First are my answers to the Make-To-Learn Contest:
What did you make?
I made a multi-function LED Array Program, like my previous one with Arduino UNO, but this time I made it with an ATmega32 microcontroller. I used regular C code to program it and no Arduino was involved at all. I also added a second row of LED's to the device for a total of 14 LED's. Two buttons are used for a game, and one big button is used to switch programs on the microcontroller.
How did you make it?
I was inspired to make this program by my previous device that I made with an Arduino UNO, but I made this one for an extra challenge by using and ATmega32 instead of an Arduino. This greatly compacted the device and soon I hope to get it to fit into a single Altoids tin. I made it out of two perforated boards, and soldered everything together with hookup wire. Doing this was not an easy task because I made many mistakes, but it was my first time making anything like it so I expected to make lots of mistakes.
Where did you make it?
I made this device entirely at home in my bedroom. It took me many hours of soldering, de-soldering, and re-soldering to finish it... and then I still had to program it. My bedroom has all of my electronic equipment that I used to make this. The project gave me many ideas for more projects that I hope to do in the future it also helped me get better at problem-solving, and having patience. It didn't really affect too much of my outside life, but my outside life really impacted it. I probably would've had it done many weeks ago but am in highschool and have been loaded with tons of homework for the past few weeks.
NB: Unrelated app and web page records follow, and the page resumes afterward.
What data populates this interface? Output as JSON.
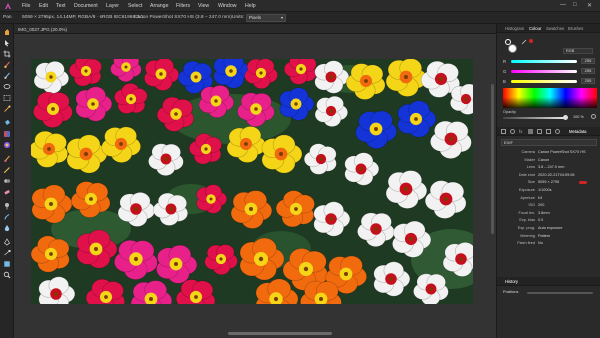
{
  "menubar": {
    "items": [
      "File",
      "Edit",
      "Text",
      "Document",
      "Layer",
      "Select",
      "Arrange",
      "Filters",
      "View",
      "Window",
      "Help"
    ]
  },
  "contextbar": {
    "tool_name": "Pan",
    "doc_info": "5059 × 2795px, 14.14MP, RGBA/8 · sRGB IEC61966-2.1",
    "camera_info": "Canon PowerShot SX70 HS  (3.8 – 247.0 mm)",
    "units_label": "Units:",
    "units_value": "Pixels"
  },
  "document": {
    "tab_title": "IMG_0027.JPG (20.0%)"
  },
  "top_panel": {
    "tabs": [
      "Histogram",
      "Colour",
      "Swatches",
      "Brushes"
    ],
    "active_tab": "Colour",
    "color_model": "RGB",
    "sliders": [
      {
        "label": "R",
        "value": "255"
      },
      {
        "label": "G",
        "value": "255"
      },
      {
        "label": "B",
        "value": "255"
      }
    ],
    "opacity_label": "Opacity",
    "opacity_value": "100 %"
  },
  "meta_panel": {
    "active_tab": "Metadata",
    "section": "EXIF",
    "rows": [
      {
        "key": "Camera",
        "value": "Canon PowerShot SX70 HS"
      },
      {
        "key": "Maker",
        "value": "Canon"
      },
      {
        "key": "Lens",
        "value": "3.8 – 247.0 mm"
      },
      {
        "key": "Date shot",
        "value": "2020-02-21T04:59:08"
      },
      {
        "key": "Size",
        "value": "5059 × 2795"
      },
      {
        "key": "Exposure",
        "value": "1/1000s"
      },
      {
        "key": "Aperture",
        "value": "f/4"
      },
      {
        "key": "ISO",
        "value": "200"
      },
      {
        "key": "Focal len.",
        "value": "3.8mm"
      },
      {
        "key": "Exp. bias",
        "value": "0.0"
      },
      {
        "key": "Exp. prog.",
        "value": "Auto exposure"
      },
      {
        "key": "Metering",
        "value": "Pattern"
      },
      {
        "key": "Flash fired",
        "value": "No"
      }
    ]
  },
  "history_panel": {
    "tab": "History",
    "entry": "Positions"
  },
  "colors": {
    "accent_red": "#d12424",
    "panel_bg": "#2a2a2a",
    "canvas_bg": "#333333"
  }
}
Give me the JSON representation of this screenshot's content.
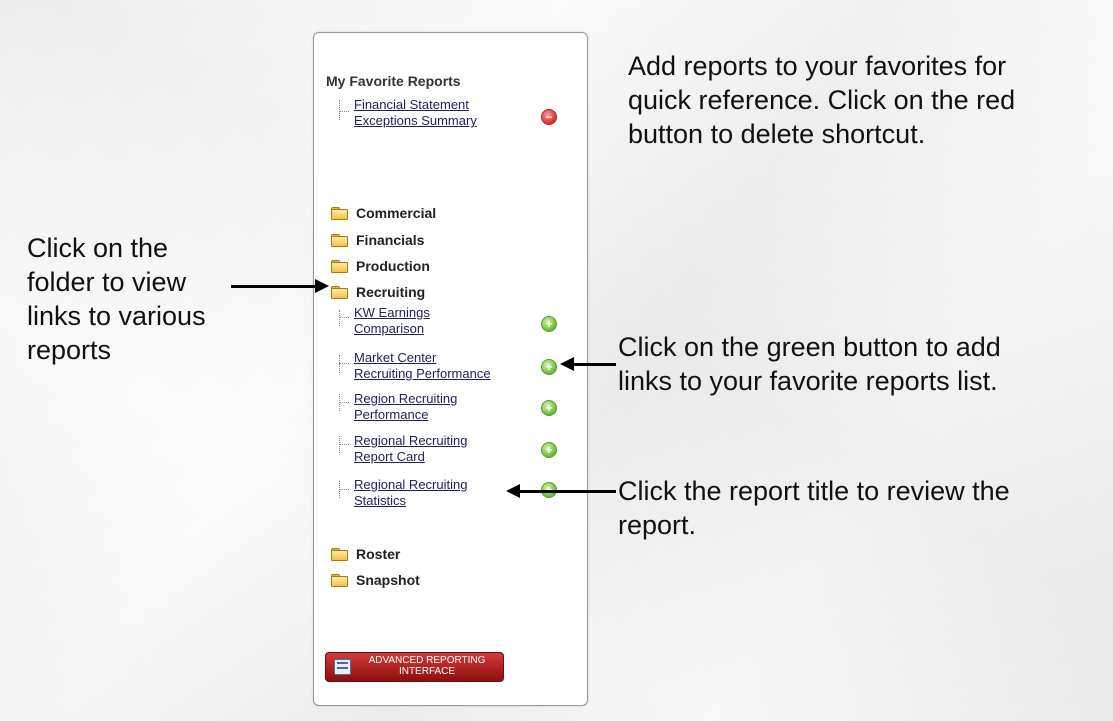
{
  "panel": {
    "favorites": {
      "title": "My Favorite Reports",
      "items": [
        {
          "line1": "Financial Statement",
          "line2": "Exceptions Summary",
          "action": "remove-icon"
        }
      ]
    },
    "folders": [
      {
        "label": "Commercial"
      },
      {
        "label": "Financials"
      },
      {
        "label": "Production"
      },
      {
        "label": "Recruiting",
        "expanded": true
      },
      {
        "label": "Roster"
      },
      {
        "label": "Snapshot"
      }
    ],
    "recruiting_reports": [
      {
        "line1": "KW Earnings",
        "line2": "Comparison"
      },
      {
        "line1": "Market Center",
        "line2": "Recruiting Performance"
      },
      {
        "line1": "Region Recruiting",
        "line2": "Performance"
      },
      {
        "line1": "Regional Recruiting",
        "line2": "Report Card"
      },
      {
        "line1": "Regional Recruiting",
        "line2": "Statistics"
      }
    ],
    "advanced_button": {
      "line1": "ADVANCED REPORTING",
      "line2": "INTERFACE"
    }
  },
  "callouts": {
    "favorites_tip": [
      "Add reports to your favorites for",
      "quick reference. Click on the red",
      "button to delete shortcut."
    ],
    "folder_tip": [
      "Click on the",
      "folder to view",
      "links to various",
      "reports"
    ],
    "green_tip": [
      "Click on the green button to add",
      "links to your favorite reports list."
    ],
    "title_tip": [
      "Click the report title to review the",
      "report."
    ]
  },
  "colors": {
    "remove_button": "#e23b3b",
    "add_button": "#79c23e",
    "advanced_button": "#b01f1f",
    "link_text": "#1f1f5a"
  }
}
What did you learn?
I learned many things through the making of this device. Building it has made me learn a lot about programming microcontrollers and about the basics of electronic components. The biggest challenges that I had were trying to get the button to change the programs of the microcontroller, and having to solder and re-solder so much. These challenges have taught me more about problem-solving, and to always double-check my connections before making them almost permanent. I learned a great deal from making this and hope to learn lots more from my upcoming projects.
This is the, semi-completed, Multi-Function LED Array Program that I have been working on. Unfortunately I did not take the time to take pictures of all the steps in making it. I have the video above, a few pics and an explanation. Basically what I did was take my Arduino LED Array Program and make it without using Arduino. It was much more challenging code to do it without Arduino, and the one-button mode change made it even more challenging. I have everything on two perf boards that can squeeze together so that I will, hopefully soon, be able to fit it all into 1 altoids tin so that it will be pocket sized.
I have two rows of 7 LEDs, two buttons at the end of each row, and a Potentiometer in between the two buttons.The buttons I use, as of now, solely for the purpose of playing the button race game. The potentiometer is only used in controlling the speed that the LED's chase one another. Then I have one larger button that isn't attached to the two main perf boards. It serves as the button to switch between programs. It really isn't that complicated if you have a fair understanding of programming AVR micorcontrollers. For both the LED Counter, and the button race I got the idea, and some of the code, from the tutorials at NewbieHack.com. It has taken me a long time to do this because I made many careless mistakes soldering, and then decide to hot glue it all together before checking my connections. So I had to fix it all, multiple times, and on top of that have had loads of homework to do over the past few weeks. But I finally got it done! I hope everyone that sees the instructable likes it. If anyone needs my help on the hardware, or software, sides of making it I would be glad to help so just comment and I will do my best.
I am also entering this instructable into a few contests, that unfortunately are ending soon, so any votes would be very appreciated. Thanks!